The Science Behind Bouncy Basketball: Warm vs. Cold
Basketball is more than just a game; it’s a science of its own. From the perfect arc of a three-pointer to the satisfying bounce of the ball, there’s a lot happening behind the scenes. Ever noticed that a warm basketball seems to bounce better than a cold one? It’s not your imagination. The secret lies in the fascinating world of molecular motion. Let’s unravel the science behind why a warm basketball is bouncier than a cold one.
Heat and Molecular Motion
To understand why a warm basketball bounces better, we need to delve into the realm of thermodynamics. Temperature, in simple terms, is a measure of the average kinetic energy of molecules in an object. When you heat something, like a basketball, you’re essentially giving the molecules inside it more energy to move around.

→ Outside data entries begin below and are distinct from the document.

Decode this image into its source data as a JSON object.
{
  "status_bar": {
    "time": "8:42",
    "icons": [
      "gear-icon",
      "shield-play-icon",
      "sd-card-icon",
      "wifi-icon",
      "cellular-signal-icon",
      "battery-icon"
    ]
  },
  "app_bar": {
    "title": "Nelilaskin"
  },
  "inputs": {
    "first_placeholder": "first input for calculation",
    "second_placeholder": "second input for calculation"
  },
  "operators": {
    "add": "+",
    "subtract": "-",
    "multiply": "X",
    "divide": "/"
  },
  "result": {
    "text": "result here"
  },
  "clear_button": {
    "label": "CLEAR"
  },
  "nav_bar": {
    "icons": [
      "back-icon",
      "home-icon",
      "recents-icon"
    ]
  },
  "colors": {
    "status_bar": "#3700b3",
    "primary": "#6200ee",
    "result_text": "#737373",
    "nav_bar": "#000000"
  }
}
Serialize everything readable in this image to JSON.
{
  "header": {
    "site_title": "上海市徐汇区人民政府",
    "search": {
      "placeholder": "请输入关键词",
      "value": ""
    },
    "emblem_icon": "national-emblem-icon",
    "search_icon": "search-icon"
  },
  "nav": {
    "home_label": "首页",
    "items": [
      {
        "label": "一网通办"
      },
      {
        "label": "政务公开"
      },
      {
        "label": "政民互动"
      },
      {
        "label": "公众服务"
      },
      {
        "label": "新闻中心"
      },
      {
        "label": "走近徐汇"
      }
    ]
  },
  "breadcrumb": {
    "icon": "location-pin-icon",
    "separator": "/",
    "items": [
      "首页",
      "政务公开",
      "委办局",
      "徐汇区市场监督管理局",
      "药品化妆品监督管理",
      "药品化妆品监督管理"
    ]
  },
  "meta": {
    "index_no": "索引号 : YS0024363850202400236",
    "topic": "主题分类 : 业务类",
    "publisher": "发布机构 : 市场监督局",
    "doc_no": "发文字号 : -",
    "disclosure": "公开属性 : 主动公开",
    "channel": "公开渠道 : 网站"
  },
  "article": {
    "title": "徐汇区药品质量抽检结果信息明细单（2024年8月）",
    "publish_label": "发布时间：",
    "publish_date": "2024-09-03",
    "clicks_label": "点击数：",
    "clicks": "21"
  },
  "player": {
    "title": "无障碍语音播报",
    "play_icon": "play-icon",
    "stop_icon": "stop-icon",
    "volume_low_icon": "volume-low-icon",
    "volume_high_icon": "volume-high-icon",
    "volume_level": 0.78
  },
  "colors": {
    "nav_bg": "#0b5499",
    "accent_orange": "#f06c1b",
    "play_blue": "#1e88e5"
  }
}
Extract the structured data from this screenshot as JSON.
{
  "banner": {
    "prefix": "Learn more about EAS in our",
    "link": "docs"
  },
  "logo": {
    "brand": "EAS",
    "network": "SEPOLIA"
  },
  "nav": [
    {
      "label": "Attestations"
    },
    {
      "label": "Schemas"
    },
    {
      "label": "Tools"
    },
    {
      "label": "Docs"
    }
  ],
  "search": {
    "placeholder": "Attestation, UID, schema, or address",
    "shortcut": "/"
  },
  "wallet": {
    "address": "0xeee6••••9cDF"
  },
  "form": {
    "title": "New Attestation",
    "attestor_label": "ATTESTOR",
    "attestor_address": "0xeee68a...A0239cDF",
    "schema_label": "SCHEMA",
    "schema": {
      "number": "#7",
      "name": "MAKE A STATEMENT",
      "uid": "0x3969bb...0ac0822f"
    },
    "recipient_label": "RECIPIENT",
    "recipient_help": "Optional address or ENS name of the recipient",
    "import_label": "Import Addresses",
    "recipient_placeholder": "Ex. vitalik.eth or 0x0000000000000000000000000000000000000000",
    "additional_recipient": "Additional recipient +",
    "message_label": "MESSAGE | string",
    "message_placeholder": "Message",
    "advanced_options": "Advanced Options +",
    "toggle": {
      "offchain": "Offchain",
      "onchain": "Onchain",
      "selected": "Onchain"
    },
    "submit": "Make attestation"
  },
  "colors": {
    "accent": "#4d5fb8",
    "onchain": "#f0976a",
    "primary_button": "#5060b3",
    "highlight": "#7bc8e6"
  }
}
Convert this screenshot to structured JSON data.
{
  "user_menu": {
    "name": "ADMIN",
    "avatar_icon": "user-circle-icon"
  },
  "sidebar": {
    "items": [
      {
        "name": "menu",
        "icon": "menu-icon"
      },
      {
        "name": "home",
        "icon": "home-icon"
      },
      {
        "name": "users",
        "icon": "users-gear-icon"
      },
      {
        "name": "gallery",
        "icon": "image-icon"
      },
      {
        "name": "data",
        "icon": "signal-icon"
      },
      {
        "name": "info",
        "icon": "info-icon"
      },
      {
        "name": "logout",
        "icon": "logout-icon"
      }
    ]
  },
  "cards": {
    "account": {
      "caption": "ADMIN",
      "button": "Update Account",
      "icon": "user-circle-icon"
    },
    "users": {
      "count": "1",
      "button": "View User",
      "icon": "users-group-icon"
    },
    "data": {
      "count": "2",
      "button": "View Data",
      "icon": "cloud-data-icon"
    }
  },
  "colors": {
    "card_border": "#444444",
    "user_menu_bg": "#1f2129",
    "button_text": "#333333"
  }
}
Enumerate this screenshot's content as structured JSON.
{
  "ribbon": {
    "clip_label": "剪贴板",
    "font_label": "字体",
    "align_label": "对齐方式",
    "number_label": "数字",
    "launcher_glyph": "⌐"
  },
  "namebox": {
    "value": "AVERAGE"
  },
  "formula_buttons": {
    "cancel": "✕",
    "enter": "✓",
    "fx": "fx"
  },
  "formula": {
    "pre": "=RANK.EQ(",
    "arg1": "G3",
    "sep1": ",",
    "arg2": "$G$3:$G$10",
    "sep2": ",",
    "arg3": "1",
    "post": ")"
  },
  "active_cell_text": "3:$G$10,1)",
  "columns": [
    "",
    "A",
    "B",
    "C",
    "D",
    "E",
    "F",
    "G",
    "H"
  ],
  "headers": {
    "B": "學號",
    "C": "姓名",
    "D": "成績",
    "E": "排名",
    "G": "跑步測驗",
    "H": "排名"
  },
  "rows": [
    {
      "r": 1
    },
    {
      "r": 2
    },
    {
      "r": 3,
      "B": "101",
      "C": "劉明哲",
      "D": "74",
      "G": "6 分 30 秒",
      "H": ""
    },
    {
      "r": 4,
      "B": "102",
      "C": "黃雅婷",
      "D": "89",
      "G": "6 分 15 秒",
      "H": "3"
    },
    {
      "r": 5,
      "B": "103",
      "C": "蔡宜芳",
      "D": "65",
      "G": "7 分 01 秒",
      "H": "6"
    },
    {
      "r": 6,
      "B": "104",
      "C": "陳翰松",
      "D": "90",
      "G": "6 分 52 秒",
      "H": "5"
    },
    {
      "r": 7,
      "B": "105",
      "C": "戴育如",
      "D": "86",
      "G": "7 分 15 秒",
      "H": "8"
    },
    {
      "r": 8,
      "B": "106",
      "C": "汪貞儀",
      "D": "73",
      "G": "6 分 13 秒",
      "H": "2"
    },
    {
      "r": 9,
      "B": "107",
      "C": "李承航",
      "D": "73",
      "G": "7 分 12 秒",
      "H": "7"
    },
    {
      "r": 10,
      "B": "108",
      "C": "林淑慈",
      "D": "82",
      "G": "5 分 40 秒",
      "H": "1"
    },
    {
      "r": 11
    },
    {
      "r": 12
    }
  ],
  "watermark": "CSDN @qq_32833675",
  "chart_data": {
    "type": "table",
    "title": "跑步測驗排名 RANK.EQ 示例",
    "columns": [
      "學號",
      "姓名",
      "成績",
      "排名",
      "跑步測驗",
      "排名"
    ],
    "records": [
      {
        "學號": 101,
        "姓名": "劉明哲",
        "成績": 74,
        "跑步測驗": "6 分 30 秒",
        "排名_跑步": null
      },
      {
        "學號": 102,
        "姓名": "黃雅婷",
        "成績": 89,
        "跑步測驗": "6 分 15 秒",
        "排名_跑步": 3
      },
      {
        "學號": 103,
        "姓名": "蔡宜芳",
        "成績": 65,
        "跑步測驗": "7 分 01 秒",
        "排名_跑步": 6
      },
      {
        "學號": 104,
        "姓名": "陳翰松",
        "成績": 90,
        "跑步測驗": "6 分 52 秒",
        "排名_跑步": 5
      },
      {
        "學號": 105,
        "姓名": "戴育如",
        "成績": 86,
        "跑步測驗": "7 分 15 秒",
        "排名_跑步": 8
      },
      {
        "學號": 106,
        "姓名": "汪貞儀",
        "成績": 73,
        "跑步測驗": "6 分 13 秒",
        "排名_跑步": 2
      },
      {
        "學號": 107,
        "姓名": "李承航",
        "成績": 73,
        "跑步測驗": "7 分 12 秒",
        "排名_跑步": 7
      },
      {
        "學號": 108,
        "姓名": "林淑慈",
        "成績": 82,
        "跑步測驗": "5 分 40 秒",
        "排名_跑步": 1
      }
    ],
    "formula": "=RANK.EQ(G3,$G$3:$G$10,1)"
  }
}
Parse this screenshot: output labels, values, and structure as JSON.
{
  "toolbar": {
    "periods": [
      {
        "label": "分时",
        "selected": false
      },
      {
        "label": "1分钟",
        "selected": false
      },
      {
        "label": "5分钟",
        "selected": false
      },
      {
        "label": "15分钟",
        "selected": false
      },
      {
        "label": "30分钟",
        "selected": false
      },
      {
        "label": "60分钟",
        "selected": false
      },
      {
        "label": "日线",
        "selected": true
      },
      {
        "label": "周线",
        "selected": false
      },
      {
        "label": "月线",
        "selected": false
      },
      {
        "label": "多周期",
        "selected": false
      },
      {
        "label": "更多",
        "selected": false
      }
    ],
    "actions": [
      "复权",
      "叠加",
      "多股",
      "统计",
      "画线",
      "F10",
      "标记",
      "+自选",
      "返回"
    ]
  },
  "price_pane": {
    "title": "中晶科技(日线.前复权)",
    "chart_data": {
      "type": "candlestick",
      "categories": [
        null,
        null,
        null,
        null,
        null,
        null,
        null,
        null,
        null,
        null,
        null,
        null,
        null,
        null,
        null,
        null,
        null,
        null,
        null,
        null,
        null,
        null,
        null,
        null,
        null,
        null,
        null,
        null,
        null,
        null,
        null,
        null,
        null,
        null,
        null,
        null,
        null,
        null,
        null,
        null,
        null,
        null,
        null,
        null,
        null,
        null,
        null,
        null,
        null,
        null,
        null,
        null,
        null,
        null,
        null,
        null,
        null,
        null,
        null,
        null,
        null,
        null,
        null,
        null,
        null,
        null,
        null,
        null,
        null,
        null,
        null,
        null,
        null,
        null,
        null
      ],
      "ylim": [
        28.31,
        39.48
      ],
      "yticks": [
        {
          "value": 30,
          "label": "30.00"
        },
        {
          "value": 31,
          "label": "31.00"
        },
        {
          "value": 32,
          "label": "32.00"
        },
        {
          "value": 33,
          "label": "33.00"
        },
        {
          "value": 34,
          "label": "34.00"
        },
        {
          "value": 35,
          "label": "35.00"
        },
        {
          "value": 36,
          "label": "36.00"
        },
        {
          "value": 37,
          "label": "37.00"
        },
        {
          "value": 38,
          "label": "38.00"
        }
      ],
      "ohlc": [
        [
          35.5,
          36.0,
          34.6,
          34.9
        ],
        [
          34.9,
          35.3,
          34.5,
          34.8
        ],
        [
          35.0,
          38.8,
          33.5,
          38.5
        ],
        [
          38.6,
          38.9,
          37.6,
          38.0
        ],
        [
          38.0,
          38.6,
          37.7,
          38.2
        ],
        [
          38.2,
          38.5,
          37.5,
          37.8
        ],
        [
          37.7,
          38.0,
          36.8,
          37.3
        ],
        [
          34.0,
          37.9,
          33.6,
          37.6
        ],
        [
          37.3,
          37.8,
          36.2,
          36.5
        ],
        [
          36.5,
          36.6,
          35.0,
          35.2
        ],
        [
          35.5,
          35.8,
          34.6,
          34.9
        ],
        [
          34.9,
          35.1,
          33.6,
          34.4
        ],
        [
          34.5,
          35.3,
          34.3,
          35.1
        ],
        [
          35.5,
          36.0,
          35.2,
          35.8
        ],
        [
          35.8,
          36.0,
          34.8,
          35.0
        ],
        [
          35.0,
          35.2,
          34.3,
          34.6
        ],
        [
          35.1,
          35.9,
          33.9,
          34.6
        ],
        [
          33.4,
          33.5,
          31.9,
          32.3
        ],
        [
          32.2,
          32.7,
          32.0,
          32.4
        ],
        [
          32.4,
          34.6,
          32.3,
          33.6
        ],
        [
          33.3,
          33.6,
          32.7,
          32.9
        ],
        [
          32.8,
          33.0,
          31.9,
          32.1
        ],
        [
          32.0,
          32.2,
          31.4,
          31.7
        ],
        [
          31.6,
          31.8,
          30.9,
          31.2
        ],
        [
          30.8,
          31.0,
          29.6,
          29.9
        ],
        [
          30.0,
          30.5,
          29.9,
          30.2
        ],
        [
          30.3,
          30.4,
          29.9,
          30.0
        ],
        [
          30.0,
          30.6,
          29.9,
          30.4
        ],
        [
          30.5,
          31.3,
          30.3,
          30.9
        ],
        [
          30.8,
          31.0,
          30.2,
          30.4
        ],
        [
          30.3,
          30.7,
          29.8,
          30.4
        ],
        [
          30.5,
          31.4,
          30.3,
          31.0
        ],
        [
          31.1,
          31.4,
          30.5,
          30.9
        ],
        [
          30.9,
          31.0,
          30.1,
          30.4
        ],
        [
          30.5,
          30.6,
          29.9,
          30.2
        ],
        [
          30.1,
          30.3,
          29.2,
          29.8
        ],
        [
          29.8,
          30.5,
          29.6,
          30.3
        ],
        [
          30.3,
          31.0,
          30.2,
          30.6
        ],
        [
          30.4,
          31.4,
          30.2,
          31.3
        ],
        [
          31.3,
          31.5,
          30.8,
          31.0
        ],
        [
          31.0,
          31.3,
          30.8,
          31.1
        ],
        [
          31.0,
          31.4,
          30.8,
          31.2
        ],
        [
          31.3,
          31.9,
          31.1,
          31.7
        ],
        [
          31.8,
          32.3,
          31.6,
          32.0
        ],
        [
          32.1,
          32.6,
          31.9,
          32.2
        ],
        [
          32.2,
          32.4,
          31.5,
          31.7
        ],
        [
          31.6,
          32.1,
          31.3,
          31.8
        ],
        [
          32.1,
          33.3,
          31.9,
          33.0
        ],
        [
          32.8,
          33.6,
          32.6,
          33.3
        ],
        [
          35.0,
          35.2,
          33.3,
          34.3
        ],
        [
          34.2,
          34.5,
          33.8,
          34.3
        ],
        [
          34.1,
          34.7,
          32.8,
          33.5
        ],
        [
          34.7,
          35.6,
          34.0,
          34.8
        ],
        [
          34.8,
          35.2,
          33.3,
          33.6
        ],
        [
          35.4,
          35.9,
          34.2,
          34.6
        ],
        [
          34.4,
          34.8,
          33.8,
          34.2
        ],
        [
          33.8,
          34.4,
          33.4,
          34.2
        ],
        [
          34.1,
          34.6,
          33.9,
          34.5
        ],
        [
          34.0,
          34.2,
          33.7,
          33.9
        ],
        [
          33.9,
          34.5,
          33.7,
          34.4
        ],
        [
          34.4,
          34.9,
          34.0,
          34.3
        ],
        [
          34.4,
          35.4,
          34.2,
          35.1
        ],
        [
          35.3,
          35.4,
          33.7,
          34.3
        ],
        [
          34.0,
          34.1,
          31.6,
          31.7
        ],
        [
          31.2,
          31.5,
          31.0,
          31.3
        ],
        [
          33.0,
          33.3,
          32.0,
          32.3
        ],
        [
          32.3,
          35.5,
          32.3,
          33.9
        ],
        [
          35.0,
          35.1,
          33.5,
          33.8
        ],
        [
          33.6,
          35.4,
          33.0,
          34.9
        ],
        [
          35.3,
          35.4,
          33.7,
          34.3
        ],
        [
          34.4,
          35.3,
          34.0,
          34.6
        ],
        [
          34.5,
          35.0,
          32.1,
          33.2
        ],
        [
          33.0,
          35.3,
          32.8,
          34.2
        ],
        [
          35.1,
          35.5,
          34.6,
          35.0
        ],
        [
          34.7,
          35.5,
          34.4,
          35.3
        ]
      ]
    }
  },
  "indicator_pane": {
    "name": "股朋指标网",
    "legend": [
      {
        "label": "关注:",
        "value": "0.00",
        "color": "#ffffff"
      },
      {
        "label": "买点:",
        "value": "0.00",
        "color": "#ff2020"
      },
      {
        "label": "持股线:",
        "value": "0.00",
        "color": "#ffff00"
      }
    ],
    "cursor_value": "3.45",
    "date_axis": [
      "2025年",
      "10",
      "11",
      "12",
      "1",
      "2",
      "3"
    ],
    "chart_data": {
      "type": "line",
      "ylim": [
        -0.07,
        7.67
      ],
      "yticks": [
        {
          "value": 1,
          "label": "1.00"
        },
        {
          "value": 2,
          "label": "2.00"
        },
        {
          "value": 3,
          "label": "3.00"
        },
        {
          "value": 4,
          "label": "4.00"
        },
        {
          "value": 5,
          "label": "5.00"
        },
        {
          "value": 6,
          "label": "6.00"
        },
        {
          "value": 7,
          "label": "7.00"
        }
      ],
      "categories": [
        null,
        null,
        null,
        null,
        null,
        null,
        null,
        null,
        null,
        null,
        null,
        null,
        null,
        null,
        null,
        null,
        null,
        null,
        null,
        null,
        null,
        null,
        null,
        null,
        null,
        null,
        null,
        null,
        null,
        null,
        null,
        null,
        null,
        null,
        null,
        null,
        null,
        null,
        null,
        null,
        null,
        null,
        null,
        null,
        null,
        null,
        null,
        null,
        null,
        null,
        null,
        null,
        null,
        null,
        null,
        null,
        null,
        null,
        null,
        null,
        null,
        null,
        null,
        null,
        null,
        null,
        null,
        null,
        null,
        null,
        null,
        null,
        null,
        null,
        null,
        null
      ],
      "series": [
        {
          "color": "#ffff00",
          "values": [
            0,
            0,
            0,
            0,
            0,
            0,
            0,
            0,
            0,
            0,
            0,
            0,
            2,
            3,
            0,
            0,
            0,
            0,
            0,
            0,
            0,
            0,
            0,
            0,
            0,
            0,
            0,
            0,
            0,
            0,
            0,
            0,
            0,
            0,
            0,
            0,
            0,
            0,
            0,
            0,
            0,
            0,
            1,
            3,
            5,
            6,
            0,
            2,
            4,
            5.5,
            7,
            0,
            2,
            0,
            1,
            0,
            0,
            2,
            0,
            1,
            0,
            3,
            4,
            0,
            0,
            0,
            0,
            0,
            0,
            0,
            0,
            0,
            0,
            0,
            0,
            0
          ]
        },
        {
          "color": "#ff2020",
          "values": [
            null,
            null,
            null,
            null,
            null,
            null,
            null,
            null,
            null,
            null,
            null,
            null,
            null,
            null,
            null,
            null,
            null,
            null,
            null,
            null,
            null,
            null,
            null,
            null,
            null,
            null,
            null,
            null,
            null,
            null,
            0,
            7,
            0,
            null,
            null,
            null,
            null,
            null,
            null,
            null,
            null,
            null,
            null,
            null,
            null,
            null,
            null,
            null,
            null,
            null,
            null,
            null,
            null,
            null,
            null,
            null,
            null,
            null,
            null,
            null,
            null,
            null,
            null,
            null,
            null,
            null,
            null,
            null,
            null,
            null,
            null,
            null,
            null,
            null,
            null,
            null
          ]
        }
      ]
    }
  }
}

Warmer temperatures mean that the molecules inside the basketball are moving faster. In a cold basketball, the molecules move sluggishly. But when you warm it up, these molecules gain kinetic energy and zip around with increased speed. This increased molecular motion is the key to a bouncier basketball.
The Bounce Effect
When you bounce a basketball, you’re essentially transferring energy to it by pushing it down against the floor. The basketball compresses slightly upon impact, and this compression stores potential energy. The faster-moving molecules in a warm basketball allow it to compress more readily and store more potential energy during the bounce.
Elasticity and Recoil
The stored potential energy is released as kinetic energy when the basketball rebounds. This release of energy propels the basketball back into the air. The warmer basketball, with its faster-moving molecules, experiences less energy loss due to friction and internal resistance. As a result, it can bounce higher and more energetically than a cold one.
The Role of Air Pressure
Air pressure inside the basketball also plays a part in its bounce. Warmer air molecules exert slightly more pressure on the interior surface of the ball compared to colder air. This added pressure further enhances the ball’s bounce.
So, there you have it—the science behind why a warm basketball is bouncier than a cold one. It all comes down to the increased speed of molecules inside the ball, which leads to better compression, energy storage, and a more dynamic rebound. Next time you hit the court, remember that science is on your side when you choose that warm, lively basketball for your game.